Inevitably, the Sukarno regime garnered the attention of the gang at the Central Intelligence Agency. Covert US support for Sukarno's rivals in the Indonesian military hit full stride by 1957 as the CIA hatched a scheme to bring down the popular leader by portraying him in a pornographic film with his supposed Soviet spy mistress. The idea was to develop a full-face mask of Sukarno and hire an American porn actor in Los Angeles to wear it.
When that dubious effort fizzled, the Agency began to give covert assistance to rebel groups inside Indonesia. CIA B-26s carried out bombing missions. On May 18, 1958, one such B-26 was shot down and his own country called the captured pilot, Allen Pope, a "soldier of fortune". In reality, Pope was an employee of a CIA-owned proprietary company, Civil Air Transport.
Sukarno survived the pornography and B-26s. Clearly, a more direct approach was needed.

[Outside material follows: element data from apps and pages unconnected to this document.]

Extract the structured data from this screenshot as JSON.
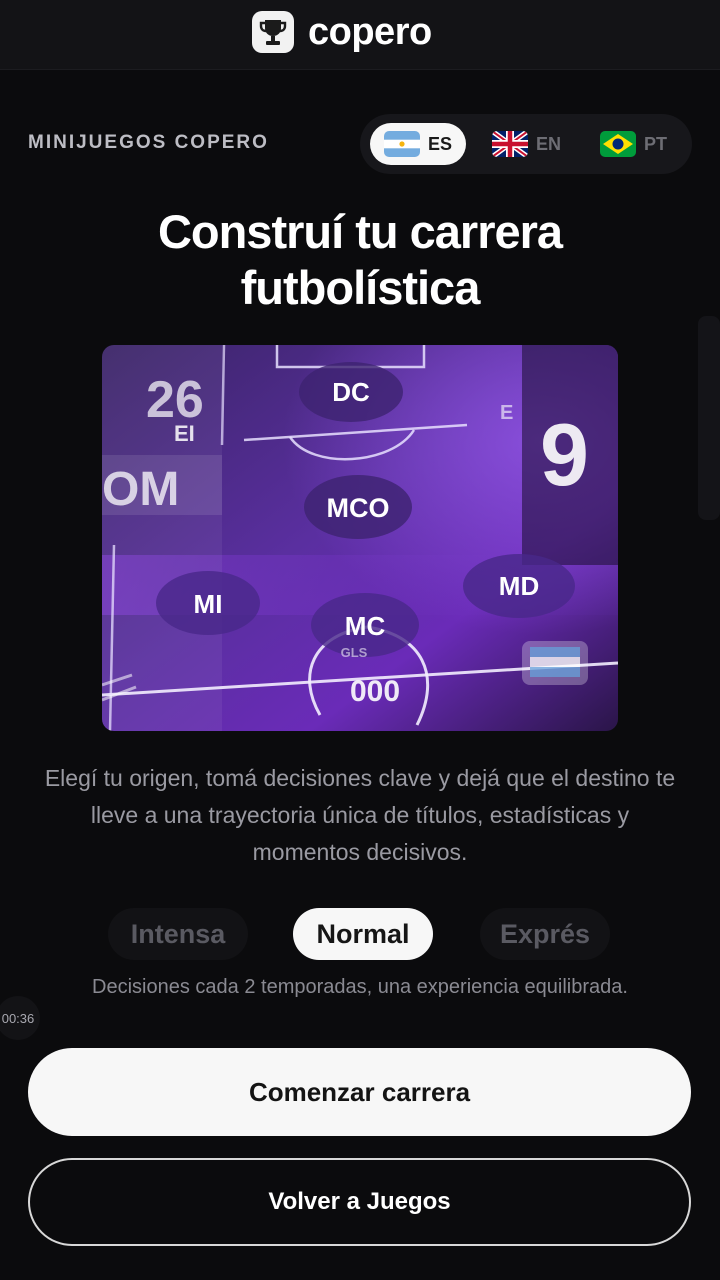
{
  "header": {
    "app_name": "copero",
    "logo_icon": "trophy-icon"
  },
  "section_label": "MINIJUEGOS COPERO",
  "languages": [
    {
      "code": "ES",
      "flag": "argentina-flag",
      "active": true
    },
    {
      "code": "EN",
      "flag": "uk-flag",
      "active": false
    },
    {
      "code": "PT",
      "flag": "brazil-flag",
      "active": false
    }
  ],
  "title_line1": "Construí tu carrera",
  "title_line2": "futbolística",
  "pitch": {
    "positions": [
      "DC",
      "MCO",
      "MI",
      "MD",
      "MC"
    ],
    "card_number_left": "26",
    "card_number_right": "9",
    "card_text": "OM",
    "left_label": "EI",
    "right_label": "E",
    "score_label": "GLS",
    "score": "000"
  },
  "description": "Elegí tu origen, tomá decisiones clave y dejá que el destino te lleve a una trayectoria única de títulos, estadísticas y momentos decisivos.",
  "modes": [
    {
      "label": "Intensa",
      "active": false
    },
    {
      "label": "Normal",
      "active": true
    },
    {
      "label": "Exprés",
      "active": false
    }
  ],
  "mode_description": "Decisiones cada 2 temporadas, una experiencia equilibrada.",
  "timer": "00:36",
  "primary_button": "Comenzar carrera",
  "secondary_button": "Volver a Juegos",
  "colors": {
    "background": "#0b0b0d",
    "accent_purple": "#6a2bb8",
    "button_light": "#f7f7f7"
  }
}
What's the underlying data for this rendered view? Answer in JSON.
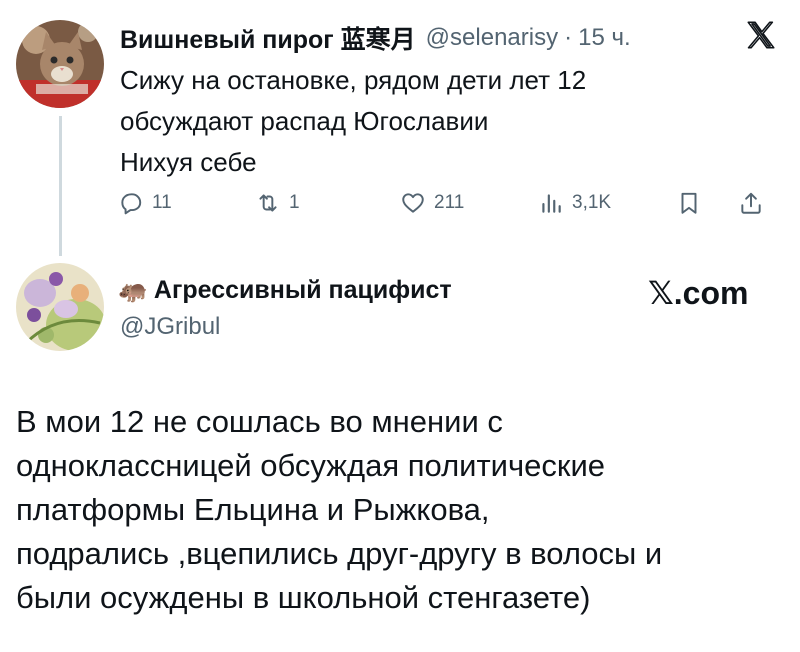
{
  "tweet1": {
    "author": {
      "display_name": "Вишневый пирог 蓝寒月",
      "handle": "@selenarisy",
      "separator": "·",
      "time": "15 ч."
    },
    "text_lines": [
      "Сижу на остановке, рядом дети лет 12",
      "обсуждают распад Югославии",
      "Нихуя себе"
    ],
    "actions": {
      "replies": "11",
      "reposts": "1",
      "likes": "211",
      "views": "3,1K"
    }
  },
  "tweet2": {
    "author": {
      "emoji": "🦛",
      "display_name": "Агрессивный пацифист",
      "handle": "@JGribul"
    },
    "brand": "𝕏.com",
    "text_lines": [
      "В мои 12 не сошлась во мнении с",
      "одноклассницей обсуждая политические",
      "платформы Ельцина и Рыжкова,",
      "подрались ,вцепились друг-другу в волосы и",
      "были осуждены в школьной стенгазете)"
    ]
  },
  "colors": {
    "text": "#0f1419",
    "secondary": "#536471",
    "thread_line": "#cfd9de"
  }
}
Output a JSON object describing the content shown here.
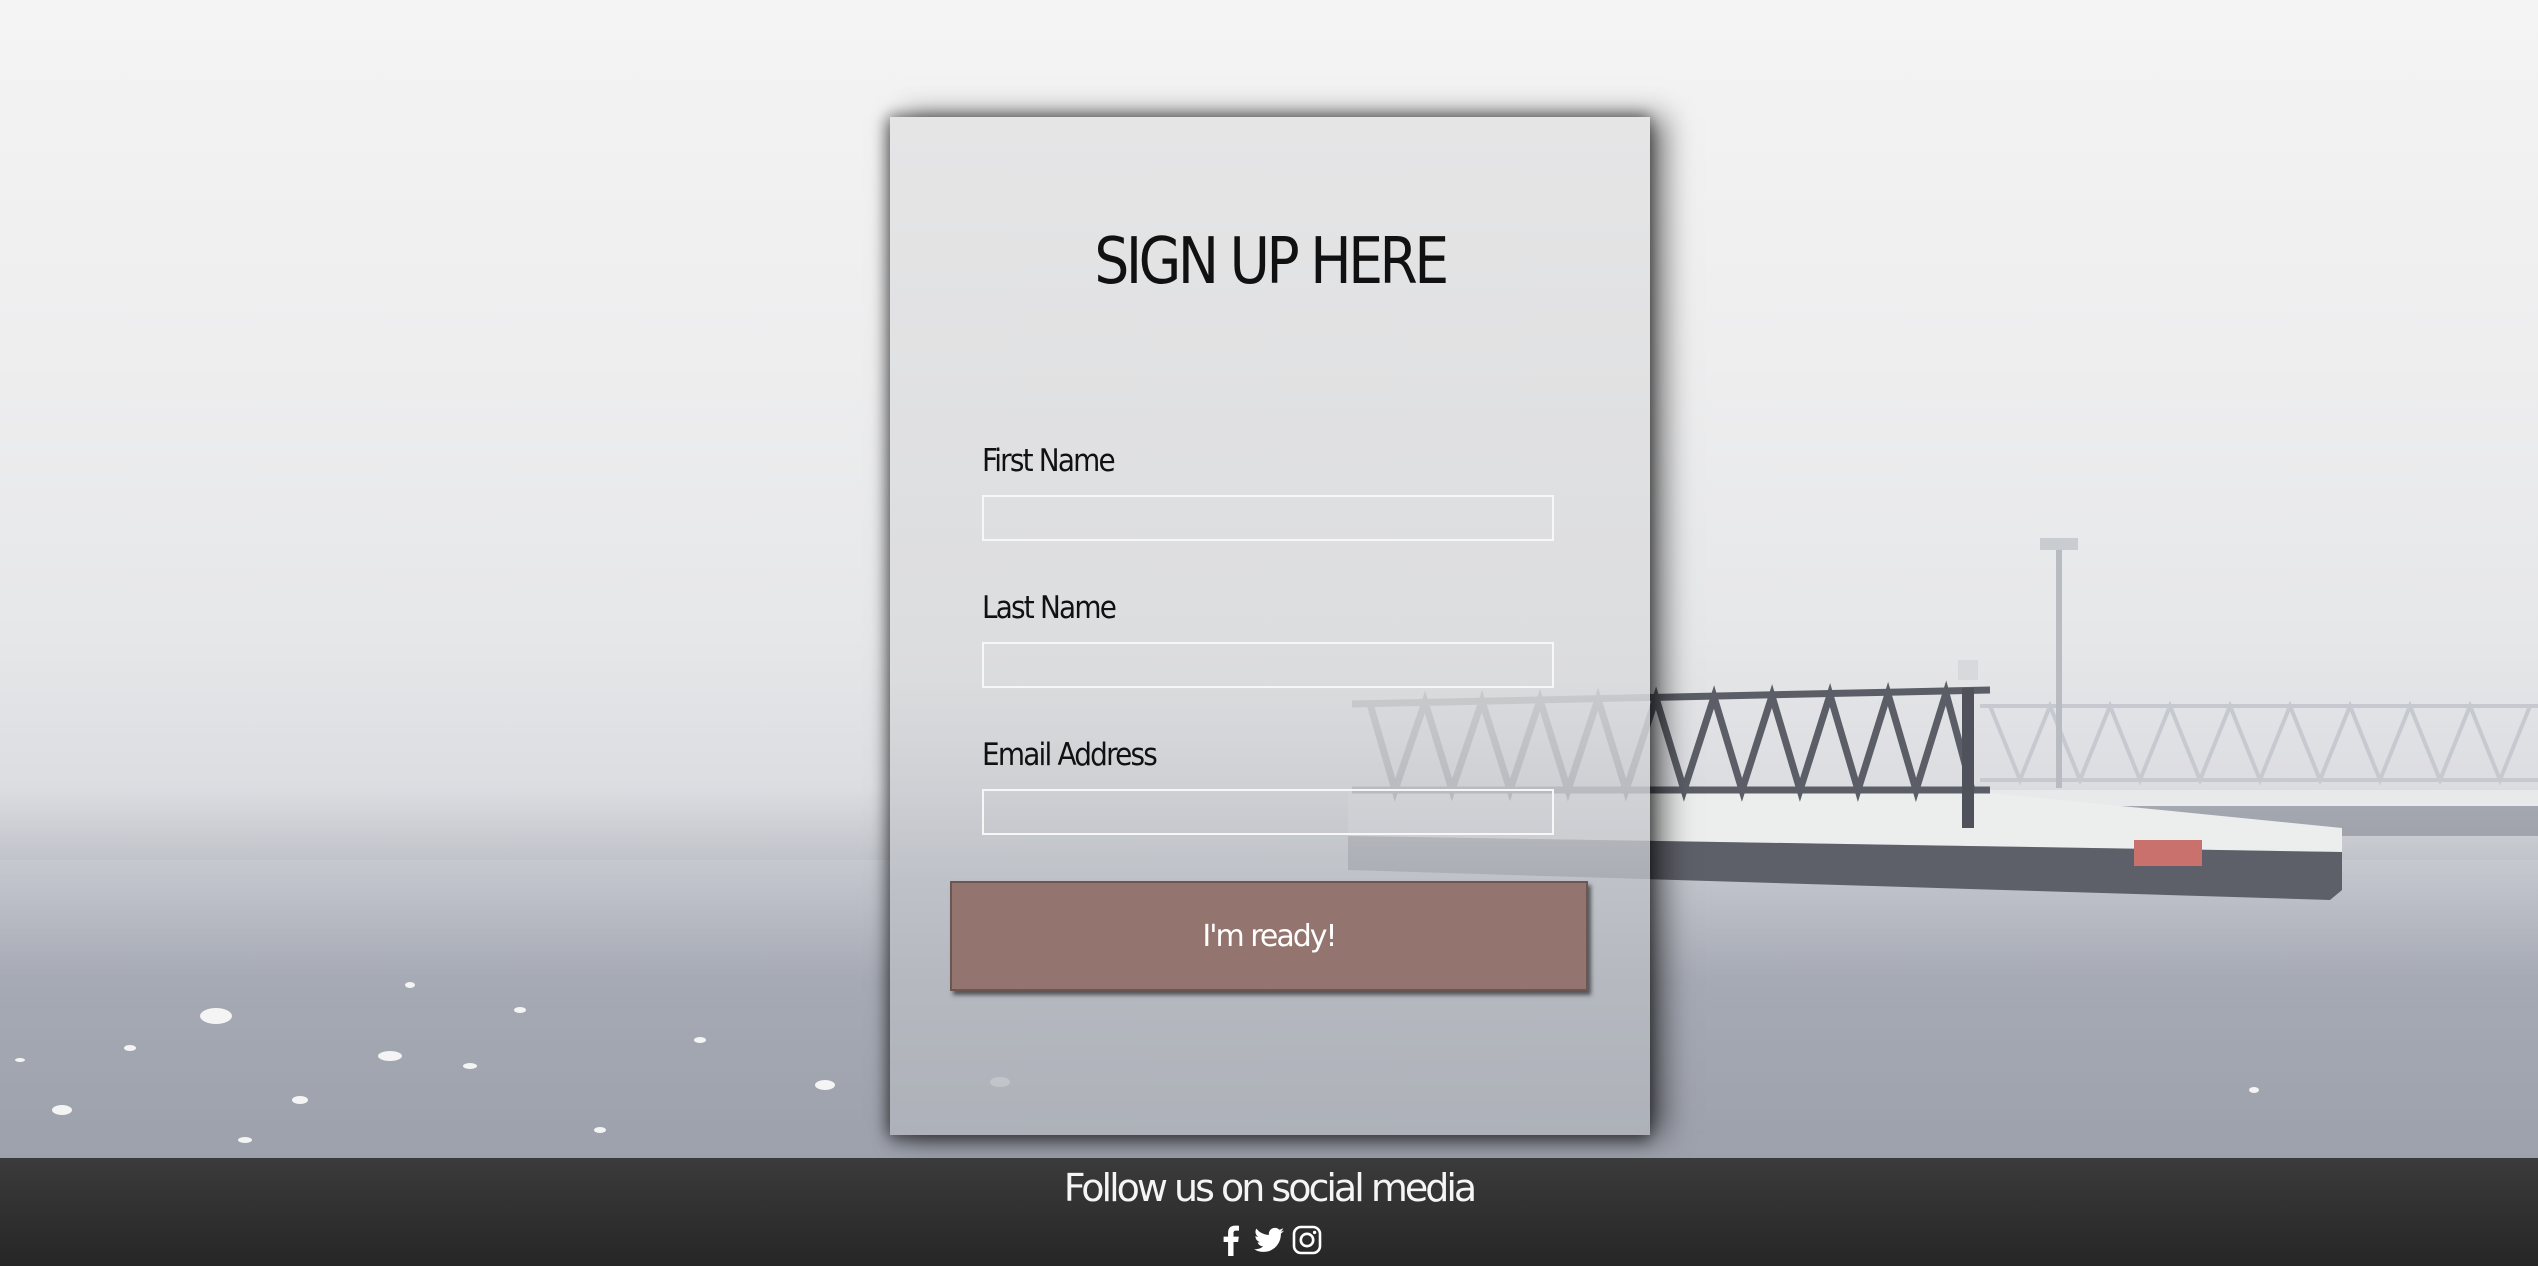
{
  "form": {
    "title": "SIGN UP HERE",
    "fields": [
      {
        "label": "First Name",
        "value": "",
        "placeholder": ""
      },
      {
        "label": "Last Name",
        "value": "",
        "placeholder": ""
      },
      {
        "label": "Email Address",
        "value": "",
        "placeholder": ""
      }
    ],
    "submit_label": "I'm ready!"
  },
  "footer": {
    "title": "Follow us on social media",
    "social_icons": [
      "facebook-icon",
      "twitter-icon",
      "instagram-icon"
    ]
  },
  "colors": {
    "button": "#94746e",
    "footer": "#2e2e2e",
    "input_border": "#f7f7f7"
  }
}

"In 1963, U.S.-trained Indonesian trade unionists began gathering the names of workers who were members or sympathizers of unions affiliated with the national labor federation, SOBSI," says McGehee. "These trade unionist spies laid the groundwork for many of the massacres of 1965-1966. The CIA also used elements in the 105,000 strong Indonesian national police force to penetrate and gather information on the PKI."
William Blum describes what followed as: "a series of events, involving a supposed coup attempt, a counter-coup, and perhaps a counter-counter-coup, with American fingerprints apparent at various points." On October 30,1965 Major General Suharto, in a speech before a military audience, angrily denounced the PKI and demanded that the "Communists be completely uprooted."
"Uprooted" was putting it mildly.
Estimates of those murdered by Suharto's thugs vary widely. The scale of the massacre is unknown. The CIA: 250,000. The head of the Indonesia state security system: over 500,000. Amnesty International: "many more than one million."
Again, even The New York Times called it "one of the most savage mass slayings of modern political history" but left out any reference to US culpability.
As Mark Zepezauer explains, "the death squads had been working from hit lists provided by the US State Department." One US diplomat called the lists "a big help" to the Indonesian army. "They probably killed a lot of people and I probably have a lot of blood on my hands," the diplomat commented afterwards. "But that's not bad. There's a time when you have to strike hard at a decisive moment."
Time magazine celebrated Suharto's rise to power with a cover story calling it a "boiling bloodbath that almost unnoticed took 400,000 lives," and characterized the new regime as "scrupulously constitutional," lauding the "quietly determined" Suharto with his "almost innocent face."
Innocent, like a terrorist bomb in Bali.
Mickey Z. is a historian and lecturer based in New York. He is the author of Saving Private Power: The Hidden History of “The Good War” (Soft Skull Press, 2000). His work has appeared in the Village Voice, Street News, Anarchy, Poets and Writers, and Alternative Press Review. Email: firstname.lastname@example.org.